TASK TO CARRY OUT
What's wanted here is the full listing below, repeated exactly, with no images in it.
⁂
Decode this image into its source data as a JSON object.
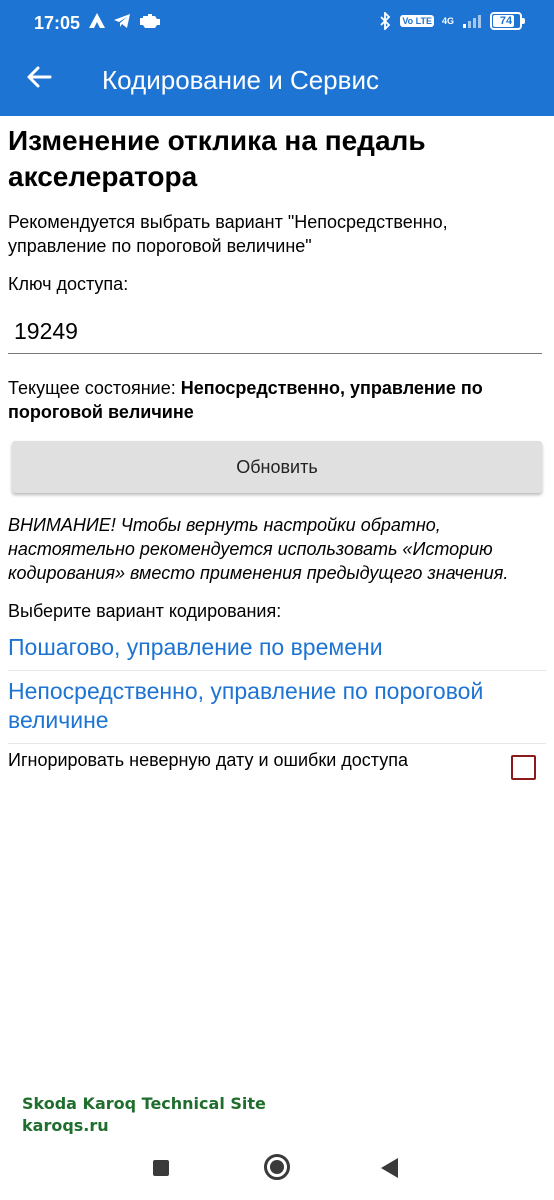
{
  "status_bar": {
    "time": "17:05",
    "network_label": "4G",
    "volte_label": "Vo LTE",
    "battery_level": "74"
  },
  "app_bar": {
    "title": "Кодирование и Сервис"
  },
  "content": {
    "heading": "Изменение отклика на педаль акселератора",
    "recommendation": "Рекомендуется выбрать вариант \"Непосредственно, управление по пороговой величине\"",
    "access_key_label": "Ключ доступа:",
    "access_key_value": "19249",
    "current_state_label": "Текущее состояние: ",
    "current_state_value": "Непосредственно, управление по пороговой величине",
    "refresh_button": "Обновить",
    "warning": "ВНИМАНИЕ! Чтобы вернуть настройки обратно, настоятельно рекомендуется использовать «Историю кодирования» вместо применения предыдущего значения.",
    "choose_label": "Выберите вариант кодирования:",
    "options": [
      "Пошагово, управление по времени",
      "Непосредственно, управление по пороговой величине"
    ],
    "ignore_label": "Игнорировать неверную дату и ошибки доступа",
    "ignore_checked": false
  },
  "watermark": {
    "line1": "Skoda Karoq Technical Site",
    "line2": "karoqs.ru"
  },
  "colors": {
    "primary": "#1e74d3",
    "link": "#1e74d3",
    "checkbox_border": "#8b1a1a",
    "button_bg": "#e0e0e0",
    "watermark": "#1f6e2d"
  }
}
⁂
COMPLETED TASK
Decode this image into its source data as a JSON object.
{
  "status_bar": {
    "time": "17:05",
    "network_label": "4G",
    "volte_label": "Vo LTE",
    "battery_level": "74"
  },
  "app_bar": {
    "title": "Кодирование и Сервис"
  },
  "content": {
    "heading": "Изменение отклика на педаль акселератора",
    "recommendation": "Рекомендуется выбрать вариант \"Непосредственно, управление по пороговой величине\"",
    "access_key_label": "Ключ доступа:",
    "access_key_value": "19249",
    "current_state_label": "Текущее состояние: ",
    "current_state_value": "Непосредственно, управление по пороговой величине",
    "refresh_button": "Обновить",
    "warning": "ВНИМАНИЕ! Чтобы вернуть настройки обратно, настоятельно рекомендуется использовать «Историю кодирования» вместо применения предыдущего значения.",
    "choose_label": "Выберите вариант кодирования:",
    "options": [
      "Пошагово, управление по времени",
      "Непосредственно, управление по пороговой величине"
    ],
    "ignore_label": "Игнорировать неверную дату и ошибки доступа",
    "ignore_checked": false
  },
  "watermark": {
    "line1": "Skoda Karoq Technical Site",
    "line2": "karoqs.ru"
  },
  "colors": {
    "primary": "#1e74d3",
    "link": "#1e74d3",
    "checkbox_border": "#8b1a1a",
    "button_bg": "#e0e0e0",
    "watermark": "#1f6e2d"
  }
}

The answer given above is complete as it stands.